Founder of the publishing unit Rose Issa Projects and Beyond Art Production, Rose publishes monographs and comprehensive catalogues addressing the current concerns and trends of the visual arts scene from the Arab world, Iran and Turkey. Recent titles include: Maliheh Afnan: Familiar Faces (2013); Nermine Hammam: Cairo Year One (2012); Raeda Saadeh: Reframing Palestine (2012), Farhad Ahrarnia: Canary in a Coal Mine (2011), Ayman Baalbaki: Beirut Again and Again (2011), Selma Gurbuz: Shadow of My Self (2011), Omid Salehi: a Photographer’s Journey Through Iran (2011), Fathi Hassan (2010); Parastou Forouhar: Art, Life and Death in Iran (2010) and Maliheh Afnan: Traces, Faces, Places (2009). Rose has also co-published the two major overviews on contemporary photography from the Middle East: Arab Photography Now (with Kehrer Verlag, 2011) and Iranian Photography Now (with Hatjie Kantz, 2008).
Film from the Arab World and Iran

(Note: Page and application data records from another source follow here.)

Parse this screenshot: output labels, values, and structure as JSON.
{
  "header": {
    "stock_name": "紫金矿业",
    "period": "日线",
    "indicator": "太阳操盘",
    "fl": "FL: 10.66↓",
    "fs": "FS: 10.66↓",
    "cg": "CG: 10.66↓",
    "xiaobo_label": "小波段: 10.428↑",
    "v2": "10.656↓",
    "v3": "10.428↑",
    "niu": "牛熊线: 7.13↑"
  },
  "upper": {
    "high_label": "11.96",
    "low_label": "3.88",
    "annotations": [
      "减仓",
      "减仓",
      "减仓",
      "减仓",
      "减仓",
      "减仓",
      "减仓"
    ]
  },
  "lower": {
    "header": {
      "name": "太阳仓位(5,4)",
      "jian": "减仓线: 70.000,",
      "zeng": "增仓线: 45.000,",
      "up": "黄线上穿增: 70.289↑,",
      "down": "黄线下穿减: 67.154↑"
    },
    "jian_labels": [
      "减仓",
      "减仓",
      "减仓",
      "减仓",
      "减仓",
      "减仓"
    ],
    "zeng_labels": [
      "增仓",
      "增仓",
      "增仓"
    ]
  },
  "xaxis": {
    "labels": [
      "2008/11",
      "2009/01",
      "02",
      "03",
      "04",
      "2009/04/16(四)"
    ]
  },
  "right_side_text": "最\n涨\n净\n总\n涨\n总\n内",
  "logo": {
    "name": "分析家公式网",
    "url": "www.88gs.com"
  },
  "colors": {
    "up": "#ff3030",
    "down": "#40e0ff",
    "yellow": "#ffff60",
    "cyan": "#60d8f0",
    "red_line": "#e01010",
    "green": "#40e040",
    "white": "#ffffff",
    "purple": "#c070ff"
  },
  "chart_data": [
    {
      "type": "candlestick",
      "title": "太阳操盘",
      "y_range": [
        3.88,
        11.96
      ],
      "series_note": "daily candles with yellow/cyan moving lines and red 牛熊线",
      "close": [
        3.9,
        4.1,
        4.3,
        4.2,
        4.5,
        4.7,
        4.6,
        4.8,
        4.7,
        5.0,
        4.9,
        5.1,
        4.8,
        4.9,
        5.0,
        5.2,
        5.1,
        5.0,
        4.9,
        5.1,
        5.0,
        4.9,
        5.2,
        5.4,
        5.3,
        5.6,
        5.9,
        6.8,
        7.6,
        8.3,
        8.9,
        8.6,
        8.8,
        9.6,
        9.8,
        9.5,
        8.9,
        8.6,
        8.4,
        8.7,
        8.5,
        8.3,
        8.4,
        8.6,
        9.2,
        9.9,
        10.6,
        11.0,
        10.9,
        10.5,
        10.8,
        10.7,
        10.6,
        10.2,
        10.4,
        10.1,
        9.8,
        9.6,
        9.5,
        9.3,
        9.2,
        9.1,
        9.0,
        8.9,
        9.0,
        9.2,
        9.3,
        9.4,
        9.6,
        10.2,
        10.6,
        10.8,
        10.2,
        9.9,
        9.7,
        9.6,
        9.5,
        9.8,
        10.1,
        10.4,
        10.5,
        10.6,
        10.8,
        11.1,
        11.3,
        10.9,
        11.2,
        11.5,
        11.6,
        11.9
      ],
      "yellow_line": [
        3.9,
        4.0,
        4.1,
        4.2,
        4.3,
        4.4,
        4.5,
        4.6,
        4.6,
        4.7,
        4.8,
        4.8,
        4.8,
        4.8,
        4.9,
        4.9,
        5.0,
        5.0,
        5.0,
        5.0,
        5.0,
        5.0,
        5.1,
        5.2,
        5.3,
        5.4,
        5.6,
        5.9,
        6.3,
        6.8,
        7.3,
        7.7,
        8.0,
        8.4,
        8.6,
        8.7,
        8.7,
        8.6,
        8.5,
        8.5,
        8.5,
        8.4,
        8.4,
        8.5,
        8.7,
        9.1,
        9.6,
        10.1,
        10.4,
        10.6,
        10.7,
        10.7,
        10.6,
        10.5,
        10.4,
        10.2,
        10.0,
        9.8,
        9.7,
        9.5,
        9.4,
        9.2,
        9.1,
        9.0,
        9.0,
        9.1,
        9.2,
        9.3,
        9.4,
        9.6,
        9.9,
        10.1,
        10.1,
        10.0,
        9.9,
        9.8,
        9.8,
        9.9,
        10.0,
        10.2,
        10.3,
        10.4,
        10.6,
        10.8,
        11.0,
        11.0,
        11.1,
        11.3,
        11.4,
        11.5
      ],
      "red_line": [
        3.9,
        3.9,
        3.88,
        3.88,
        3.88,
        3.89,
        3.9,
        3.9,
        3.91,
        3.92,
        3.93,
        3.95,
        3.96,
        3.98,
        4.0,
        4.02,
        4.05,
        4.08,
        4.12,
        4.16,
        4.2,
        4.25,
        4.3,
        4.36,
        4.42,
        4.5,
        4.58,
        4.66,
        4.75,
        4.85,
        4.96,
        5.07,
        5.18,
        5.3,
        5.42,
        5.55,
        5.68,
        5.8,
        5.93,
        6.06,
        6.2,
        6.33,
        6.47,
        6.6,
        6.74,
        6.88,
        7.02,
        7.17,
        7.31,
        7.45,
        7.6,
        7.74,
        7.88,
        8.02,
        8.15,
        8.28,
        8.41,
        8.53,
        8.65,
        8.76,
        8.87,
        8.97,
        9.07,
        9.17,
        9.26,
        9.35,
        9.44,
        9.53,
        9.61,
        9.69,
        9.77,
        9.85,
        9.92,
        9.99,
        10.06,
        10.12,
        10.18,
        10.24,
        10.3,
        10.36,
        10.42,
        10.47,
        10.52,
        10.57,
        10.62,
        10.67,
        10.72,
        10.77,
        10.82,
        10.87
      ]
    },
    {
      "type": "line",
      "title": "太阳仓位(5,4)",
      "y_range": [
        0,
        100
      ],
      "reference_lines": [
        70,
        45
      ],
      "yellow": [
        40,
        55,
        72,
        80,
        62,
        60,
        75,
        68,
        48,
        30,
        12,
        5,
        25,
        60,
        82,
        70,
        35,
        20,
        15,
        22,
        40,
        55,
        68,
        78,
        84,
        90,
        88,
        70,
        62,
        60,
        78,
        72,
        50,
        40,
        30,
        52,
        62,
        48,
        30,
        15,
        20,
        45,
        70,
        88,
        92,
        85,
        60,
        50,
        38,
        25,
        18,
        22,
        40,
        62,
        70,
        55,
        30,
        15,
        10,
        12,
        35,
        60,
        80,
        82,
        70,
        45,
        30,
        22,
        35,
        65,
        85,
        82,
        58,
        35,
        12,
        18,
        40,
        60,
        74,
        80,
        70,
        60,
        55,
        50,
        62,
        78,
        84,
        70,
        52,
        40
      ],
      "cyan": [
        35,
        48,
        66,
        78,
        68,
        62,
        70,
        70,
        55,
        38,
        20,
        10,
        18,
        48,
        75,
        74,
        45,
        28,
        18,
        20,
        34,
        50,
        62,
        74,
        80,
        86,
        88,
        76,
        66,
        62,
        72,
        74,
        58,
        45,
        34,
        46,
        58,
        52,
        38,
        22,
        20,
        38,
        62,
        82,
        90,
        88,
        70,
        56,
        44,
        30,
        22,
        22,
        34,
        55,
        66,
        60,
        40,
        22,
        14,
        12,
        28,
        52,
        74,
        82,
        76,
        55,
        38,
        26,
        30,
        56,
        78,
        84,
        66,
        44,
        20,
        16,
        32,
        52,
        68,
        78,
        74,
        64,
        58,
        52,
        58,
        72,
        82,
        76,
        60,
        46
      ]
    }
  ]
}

In 1982 Rose Issa launched the first-ever Arab Film Festival in Paris and worked with the Delegations Etrangères at the Cannes Film Festival (1983-1985). For a further 26 years until 2008, she curated Arab and Iranian film seasons in Britain and abroad. She was special advisor to The Berlinale (2003-2007); the International Rotterdam Film Festival (1996-2002); the London International Film Festival (1987-2003); and The British Film Institute (1988-1995). She also curated Arab and Iranian film seasons at The National Film Theatre (“Hollywood on the Nile”, 2003; “Art and Life: The New Iranian Cinema”, 1999; “First Arab Film Festival”, 1987); the Barbican (“Unveiled Lives: Women and Iranian Cinema”, 2001; “Melodramas, Comedies, and Mysteries: North African Film”, 1995). In addition she curated a season of Iranian films for Britain’s Channel 4 (2005) and collaborated with them on “Cinema Iran”, a series of documentaries on Iranian cinema. She also realised the documentary, “Moving Pictures: Tunisian Women Film Directors”, for BBC2 TV (1995).